Where this is true, it is an important resource for your own setting and others', and teachers and administrators should find ways to tell their stories, sometimes perhaps in partnership with educational researchers.
Recommendations for researchers
Perhaps the most urgent need arising from the discussions and resources in this month's Theme is that of documentation and analysis of the multitude of challenges, solutions, successes and failures that were conducted around the country during the COVID event.
Such an examination should include not only an evaluation of "what worked" but also an inquiry into the conceptual frameworks and expectations that underlay the innovations: What new understandings about the process of education, and the experiences of different constituencies have emerged during this time? Surely the insights have not been only technical ones — the use of hybrid methods, new ways to partner with communities, etc. These are valuable, but not sufficient to support the kind of reconstruction we need and may have an opportunity to make real.
Finally, teachers, schools, and others have many stories to tell of their own community or their peers. Researchers could play an important role in helping such stories to take shape and reach the ears and eyes that educators want to reach.
Berry, B, L.Darling-Hammond, and A. McKay (2021) Teacher leadership for whole child education: A global perspective. Columbia SC: SC-TEACHER of the University of South Carolina.
Dewey, J. (2008a). Democracy and education. In Boydston, J. A. (Ed.), The middle works, 1899– 1924. Volume 9. Carbondale, IL: Southern Illinois University Press (Original work published 1916)
Dewey, J. (2008b). Democracy and education in the world today. In Boydston, J. A. (Ed.), The later works of John Dewey, 1925–1953. Volume 13 (pp. 294–303). Carbondale, IL: Southern Illinois University Press (Original work published 1938).
ISTP-21 (2021) Learning From The Past, Looking To The Future: Excellence And Equity For All. Paris: Organisation for Economic Co-operation and Development (OECD)
Leadbeater, C. (2022) Learning on purpose: Ten lessons in placing student agency at the heart of schools. East Melbourne, Australia: Center for Strategic Education.
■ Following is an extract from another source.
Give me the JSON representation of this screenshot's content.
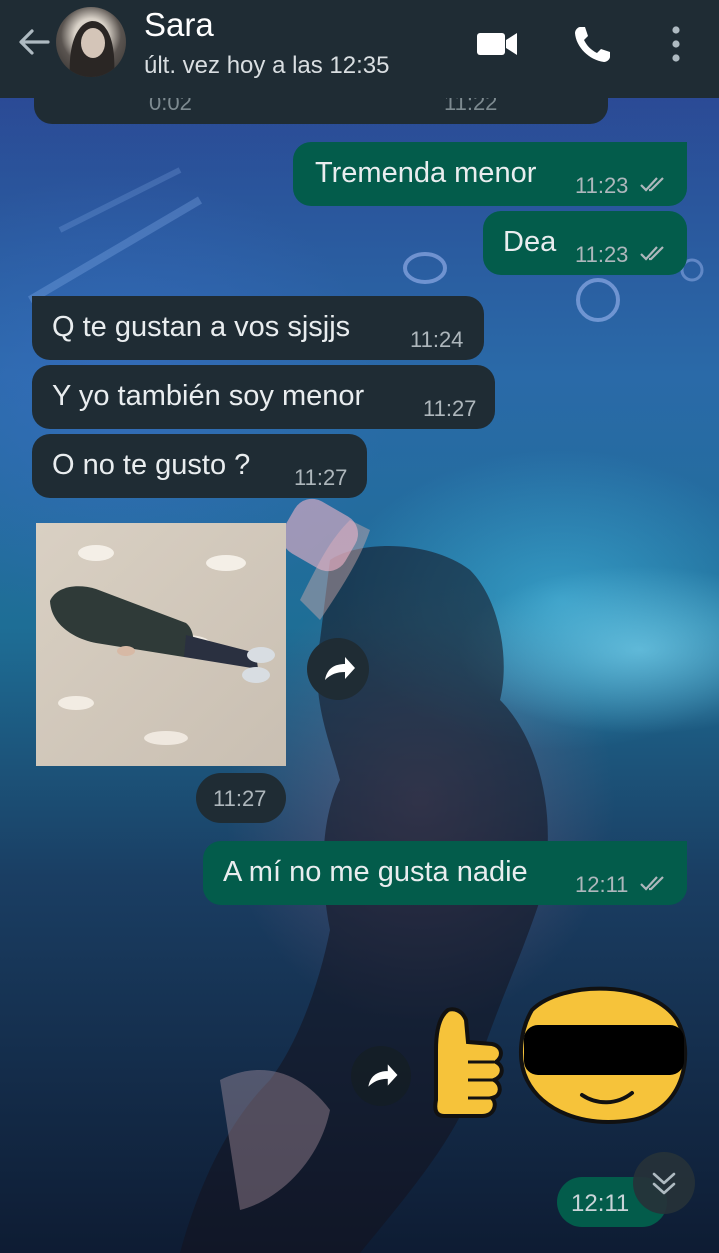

Sapoilsky, R, M (2004) Why zebras don't get ulcers. New York: Holt Paperbacks.
Watters, A. (2013) The myth and the millennialism of "disruptive education."